But back to “Orientalism”. Sometimes used to refer to 18th century French artists and intellectuals who sought inspiration from North Africa and the Mediterranean Levant and, when possible, toured these places, the term “Orientalism” is today mainly used to refer to a body of scholarship born with the ground-breaking study by Edward Said, professor of English and comparative literature at Columbia, Orientalism, published in 1978. Professor Said, a US-Palestinian, identifies a powerful Western tendency to impose its own pre-constituted images of the Oriental on colonial and former colonial peoples.
It is now a commonplace of post-colonial studies that, sadly, the “upper classes” in the colonies gradually come to identify with these stereotypes of the populations of their own countries.
Conveniently, they (imagine they can) exclude themselves from the orientalising gaze of their (former) colonial masters and look at the subaltern social groups in their countries from the same prejudiced perspective from which they – pathetic wogs (wealthy oriental gentlemen) – are seen by their said masters. Needless to say, the “lower classes” themselves in these countries will tend to adopt the same prejudices in relation to peoples from countries further to the south and east and to persons in their own country that they perceive as even “lower” than themselves.
Also needless to say, we Maltese cringe at the very idea we are or may have been interpreted in an Orientalist manner but the truth is we have and, possibly, still often are. We do not tire of quoting Disraeli’s description of Valletta as “a city of palaces built by gentlemen for gentlemen” (though there were more barefoot beggars in Valletta than gentlemen during that stifling August of 1830).

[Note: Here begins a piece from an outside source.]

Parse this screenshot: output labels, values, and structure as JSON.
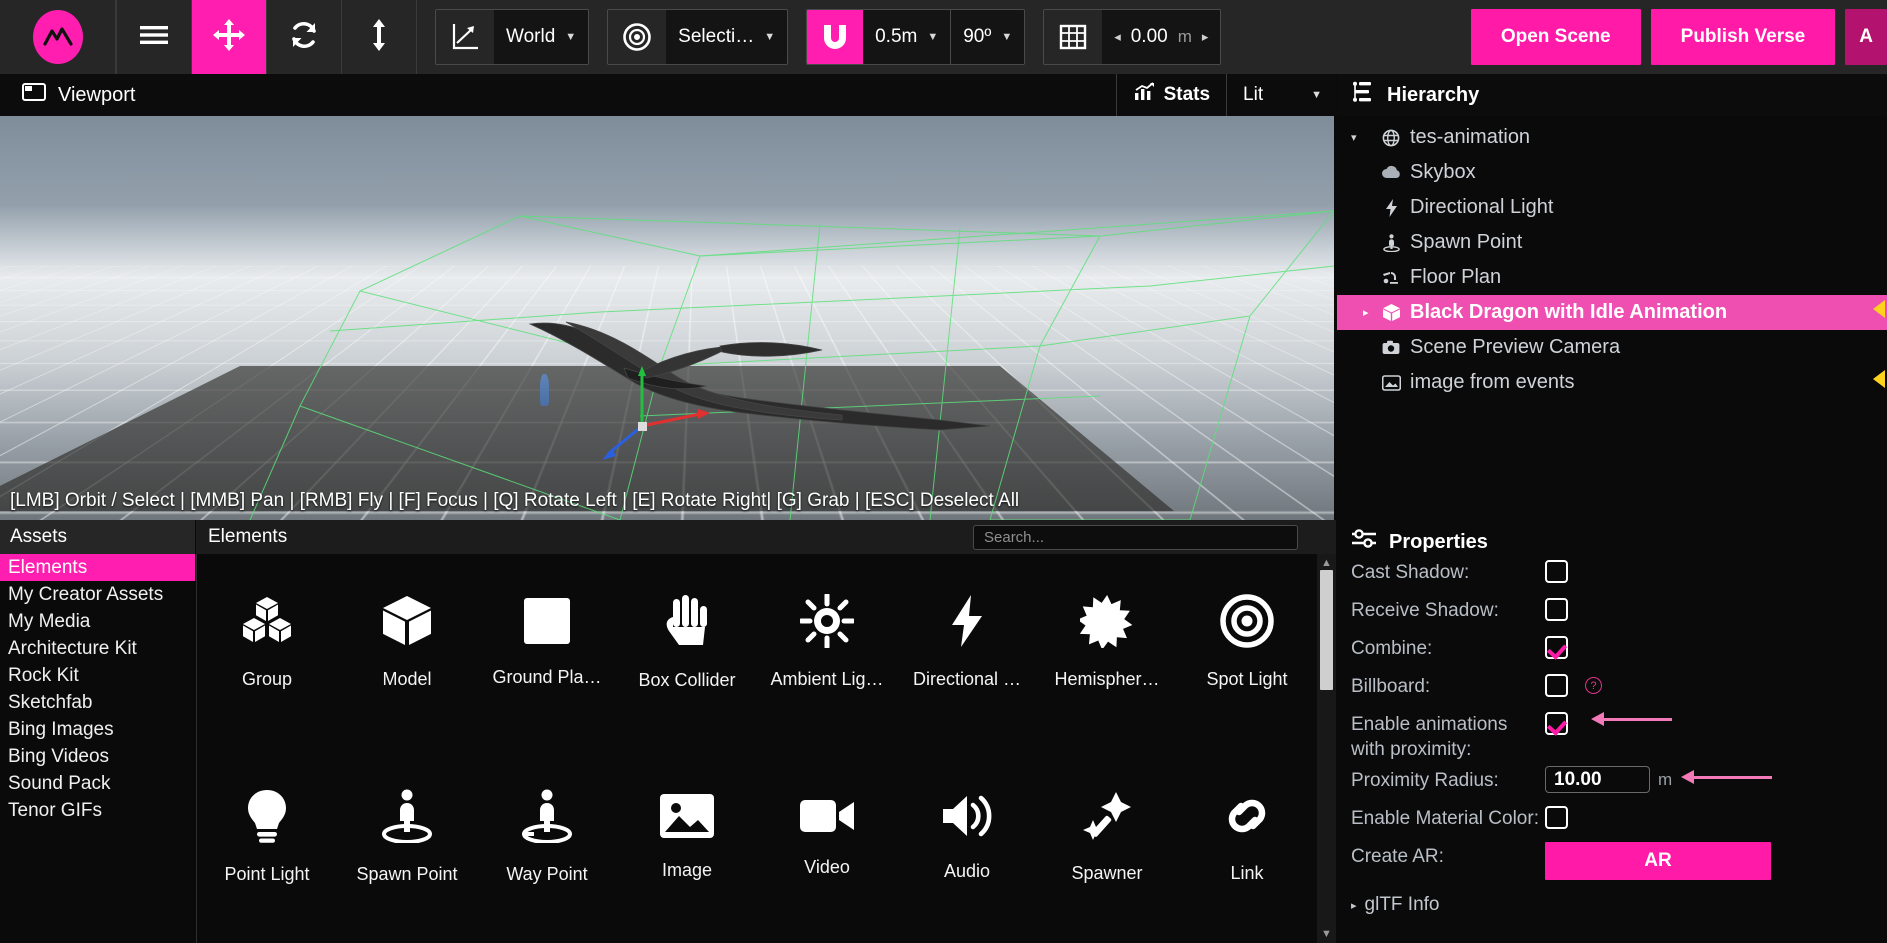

But on which promotional website do you read Flaubert’s conviction that there was “something Oriental” about our capital? Or Maxime du Camp’s view – in his Souvenirs Et Paysages d’Orient of 1848 – that although Malta was on the frontier between Europe and the Orient, the Maltese were more Oriental than European. We should be grateful to Thomas Freller for having brought these cameos into one marvellous volume (Verses and Visions. The Maltese Islands in World Literature. Fondazzjoni Patrimonju Malti, 2008).
The monthly Ariadne Workshops are one forum for laymen and scholars interested in deconstructing our own home spun Orientalism.

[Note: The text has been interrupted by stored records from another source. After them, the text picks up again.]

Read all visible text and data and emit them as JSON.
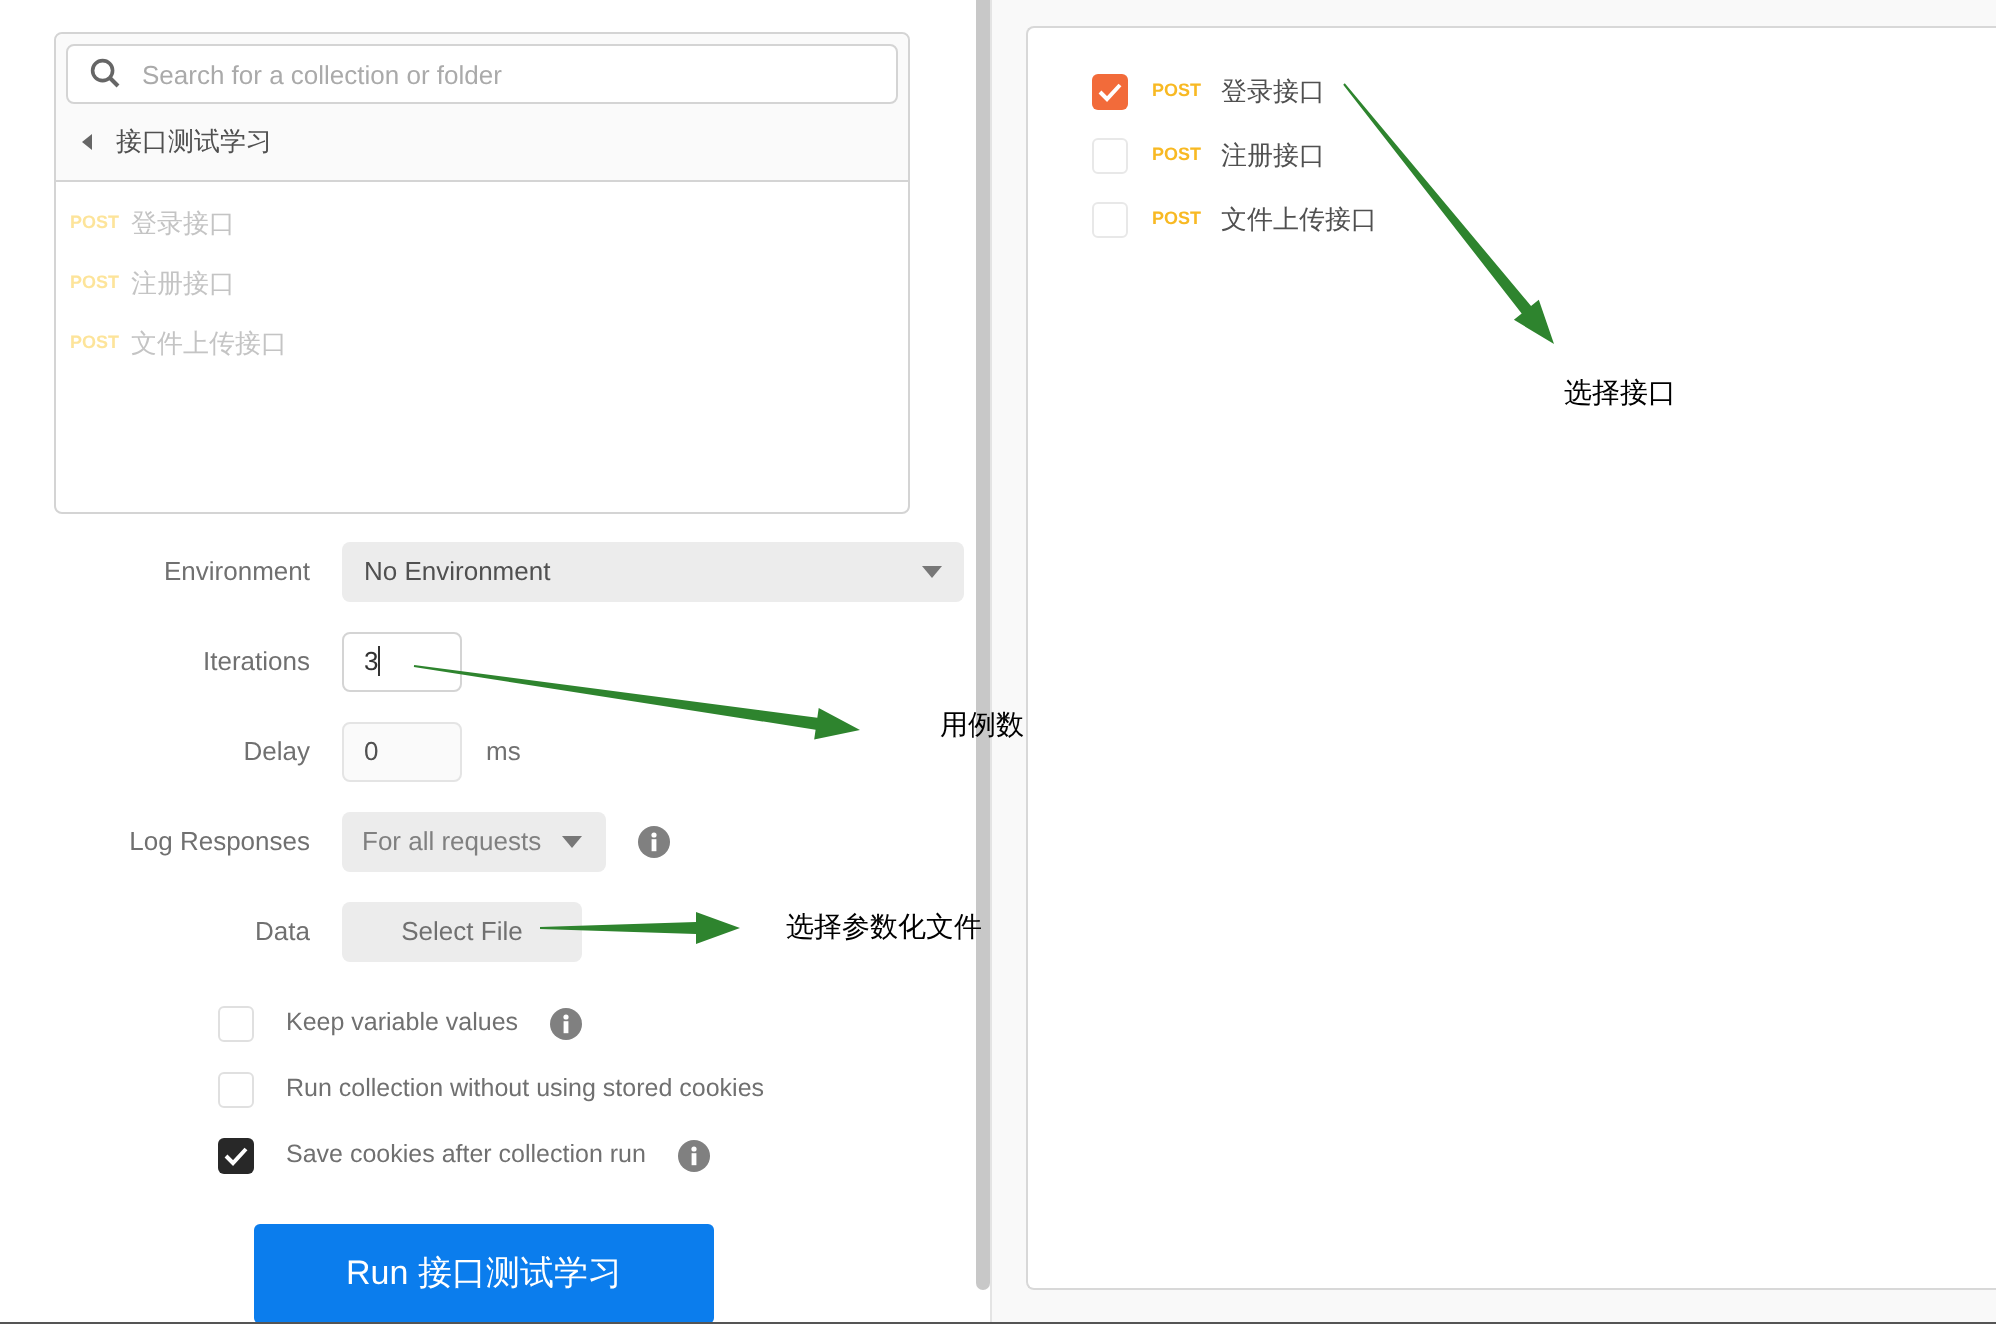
{
  "collection_picker": {
    "search": {
      "placeholder": "Search for a collection or folder"
    },
    "folder": "接口测试学习",
    "requests": [
      {
        "method": "POST",
        "name": "登录接口"
      },
      {
        "method": "POST",
        "name": "注册接口"
      },
      {
        "method": "POST",
        "name": "文件上传接口"
      }
    ]
  },
  "settings": {
    "environment": {
      "label": "Environment",
      "value": "No Environment"
    },
    "iterations": {
      "label": "Iterations",
      "value": "3"
    },
    "delay": {
      "label": "Delay",
      "value": "0",
      "unit": "ms"
    },
    "log_responses": {
      "label": "Log Responses",
      "value": "For all requests"
    },
    "data": {
      "label": "Data",
      "button": "Select File"
    }
  },
  "options": [
    {
      "label": "Keep variable values",
      "checked": false,
      "info": true
    },
    {
      "label": "Run collection without using stored cookies",
      "checked": false,
      "info": false
    },
    {
      "label": "Save cookies after collection run",
      "checked": true,
      "info": true
    }
  ],
  "run_button": "Run 接口测试学习",
  "run_order": [
    {
      "method": "POST",
      "name": "登录接口",
      "checked": true
    },
    {
      "method": "POST",
      "name": "注册接口",
      "checked": false
    },
    {
      "method": "POST",
      "name": "文件上传接口",
      "checked": false
    }
  ],
  "annotations": [
    {
      "text": "用例数"
    },
    {
      "text": "选择参数化文件"
    },
    {
      "text": "选择接口"
    }
  ]
}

The excellent talk on The Collegium Melitense. A Frontier Mission between the Christian And Moslem Worlds given by cultural historian and social anthropologist Carmel Cassar (November 25) and sociologist JosAnn Cutajar’s engaging Let Me Learn. The Impact Of Borrowed Epistemologies On Identity And Perceived Agency (December 16) put into question, rigorously but illustrated with a wealth of archival and field evidence, received images of ourselves and indicated that progress is impossible unless we engage in more of this critical re-evaluation. See www.ariadneworkshops.com. Exorcising the demons of our culture, its stubborn delusions, is good training for challenging the ghouls.
The original of this article appeared in Dr Vella’s regular column on The Times of Malta on December 20, 2010 and may be accessed at http://www.timesofmalta.com/articles/view/20110103/opinion/scheherazade-and-our-ghouls